Closing Gosh, is that the time? Gotta run.
Then another teacher mentioned “collocations,” or clumps of words usually used together (I guess I’ll have to make do with it), and my brain started humming with activity. I managed to jot down these two-word responses or exclamations used in American English during my mini-brainstorm:
These phrases may not actually give you culture shock, but some of my students might be taken aback if I respond to their statements by exclaiming “Get out!” Offended, they might imagine that I mean “Leave the room!” when in reality the comment is shorthand for “Get outta town!” (or “Get outta here!”) which, most Americans would realize, means “I don’t believe it! Really?” As I recall, Elaine on Seinfeld accompanied this statement by forcefully pushing people backward, propelling them by her own disbelief.

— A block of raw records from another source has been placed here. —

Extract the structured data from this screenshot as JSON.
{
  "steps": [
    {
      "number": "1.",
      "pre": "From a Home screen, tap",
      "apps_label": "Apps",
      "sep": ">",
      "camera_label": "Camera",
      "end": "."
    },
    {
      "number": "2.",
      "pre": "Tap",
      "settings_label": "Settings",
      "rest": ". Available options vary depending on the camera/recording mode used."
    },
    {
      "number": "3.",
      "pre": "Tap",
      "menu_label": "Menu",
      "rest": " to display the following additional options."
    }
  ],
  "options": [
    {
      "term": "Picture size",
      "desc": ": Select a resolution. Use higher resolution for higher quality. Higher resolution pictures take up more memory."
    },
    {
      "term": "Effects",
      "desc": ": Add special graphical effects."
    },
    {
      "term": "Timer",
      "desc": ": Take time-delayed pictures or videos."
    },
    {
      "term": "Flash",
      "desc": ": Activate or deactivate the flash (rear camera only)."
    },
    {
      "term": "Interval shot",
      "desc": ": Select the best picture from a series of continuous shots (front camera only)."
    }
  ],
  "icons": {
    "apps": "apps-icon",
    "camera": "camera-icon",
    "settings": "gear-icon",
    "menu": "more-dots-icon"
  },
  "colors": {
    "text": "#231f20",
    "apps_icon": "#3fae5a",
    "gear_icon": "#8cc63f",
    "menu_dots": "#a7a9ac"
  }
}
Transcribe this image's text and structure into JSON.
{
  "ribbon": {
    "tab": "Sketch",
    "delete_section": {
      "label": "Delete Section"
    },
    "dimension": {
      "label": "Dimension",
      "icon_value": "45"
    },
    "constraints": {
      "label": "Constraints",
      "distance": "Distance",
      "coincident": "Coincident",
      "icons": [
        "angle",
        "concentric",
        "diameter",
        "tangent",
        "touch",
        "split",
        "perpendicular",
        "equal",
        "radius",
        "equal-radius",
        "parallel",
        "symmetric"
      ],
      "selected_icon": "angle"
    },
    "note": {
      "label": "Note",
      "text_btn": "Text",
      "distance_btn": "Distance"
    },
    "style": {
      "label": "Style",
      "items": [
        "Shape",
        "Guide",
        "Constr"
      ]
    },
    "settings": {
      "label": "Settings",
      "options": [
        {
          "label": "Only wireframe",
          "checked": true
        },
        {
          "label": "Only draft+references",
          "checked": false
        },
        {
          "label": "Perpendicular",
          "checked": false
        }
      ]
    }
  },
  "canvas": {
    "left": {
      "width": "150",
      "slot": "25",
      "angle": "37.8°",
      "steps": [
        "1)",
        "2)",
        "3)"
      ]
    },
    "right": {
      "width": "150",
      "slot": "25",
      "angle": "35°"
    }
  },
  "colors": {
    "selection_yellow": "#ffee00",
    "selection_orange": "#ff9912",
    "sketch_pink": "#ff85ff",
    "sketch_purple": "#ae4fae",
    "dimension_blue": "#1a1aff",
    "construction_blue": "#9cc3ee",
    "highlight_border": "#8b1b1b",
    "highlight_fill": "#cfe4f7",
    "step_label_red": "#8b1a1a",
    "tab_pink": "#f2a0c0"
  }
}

The real culture shock, though, is the theme of my upcoming lecture for the university, highlighting my oh-so-unbelievable encounters with all things Chinese during the past two years. As a bonus, I will give a preview of the shocking culture of my “native” Los Angeles, should anyone choose to visit there. With luck, I’ll be able to incorporate some film clips, amusing illustrations, and other tricks to fill up one hour onstage. Oh, yes, one other Americanism for this evening: “Break a leg!”